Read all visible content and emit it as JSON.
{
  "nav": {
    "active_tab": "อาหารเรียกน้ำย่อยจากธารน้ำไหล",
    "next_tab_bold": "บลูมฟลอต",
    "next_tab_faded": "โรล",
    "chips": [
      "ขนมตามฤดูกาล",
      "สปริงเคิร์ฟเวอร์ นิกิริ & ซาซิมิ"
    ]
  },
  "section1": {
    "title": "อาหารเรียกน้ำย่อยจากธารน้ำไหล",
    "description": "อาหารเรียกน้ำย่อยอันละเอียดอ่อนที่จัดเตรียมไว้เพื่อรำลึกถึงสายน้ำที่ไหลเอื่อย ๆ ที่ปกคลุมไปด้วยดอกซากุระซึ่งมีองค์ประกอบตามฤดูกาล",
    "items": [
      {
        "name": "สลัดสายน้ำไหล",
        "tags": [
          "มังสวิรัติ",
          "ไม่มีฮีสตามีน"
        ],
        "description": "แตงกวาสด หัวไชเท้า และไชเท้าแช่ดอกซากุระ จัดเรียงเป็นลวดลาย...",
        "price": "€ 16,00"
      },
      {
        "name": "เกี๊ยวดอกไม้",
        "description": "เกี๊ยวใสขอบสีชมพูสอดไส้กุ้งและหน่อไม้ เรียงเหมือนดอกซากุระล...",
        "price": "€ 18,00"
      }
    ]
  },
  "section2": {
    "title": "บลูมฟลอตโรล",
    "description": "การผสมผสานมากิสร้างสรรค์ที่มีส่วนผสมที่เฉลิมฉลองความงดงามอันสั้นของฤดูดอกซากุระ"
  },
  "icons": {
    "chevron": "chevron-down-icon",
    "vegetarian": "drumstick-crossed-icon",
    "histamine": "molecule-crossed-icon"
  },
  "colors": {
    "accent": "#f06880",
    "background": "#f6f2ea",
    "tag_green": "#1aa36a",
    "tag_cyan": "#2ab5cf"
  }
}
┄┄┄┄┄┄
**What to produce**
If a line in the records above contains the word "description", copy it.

**Solution for this exercise**
    "description": "อาหารเรียกน้ำย่อยอันละเอียดอ่อนที่จัดเตรียมไว้เพื่อรำลึกถึงสายน้ำที่ไหลเอื่อย ๆ ที่ปกคลุมไปด้วยดอกซากุระซึ่งมีองค์ประกอบตามฤดูกาล",
        "description": "แตงกวาสด หัวไชเท้า และไชเท้าแช่ดอกซากุระ จัดเรียงเป็นลวดลาย...",
        "description": "เกี๊ยวใสขอบสีชมพูสอดไส้กุ้งและหน่อไม้ เรียงเหมือนดอกซากุระล...",
    "description": "การผสมผสานมากิสร้างสรรค์ที่มีส่วนผสมที่เฉลิมฉลองความงดงามอันสั้นของฤดูดอกซากุระ"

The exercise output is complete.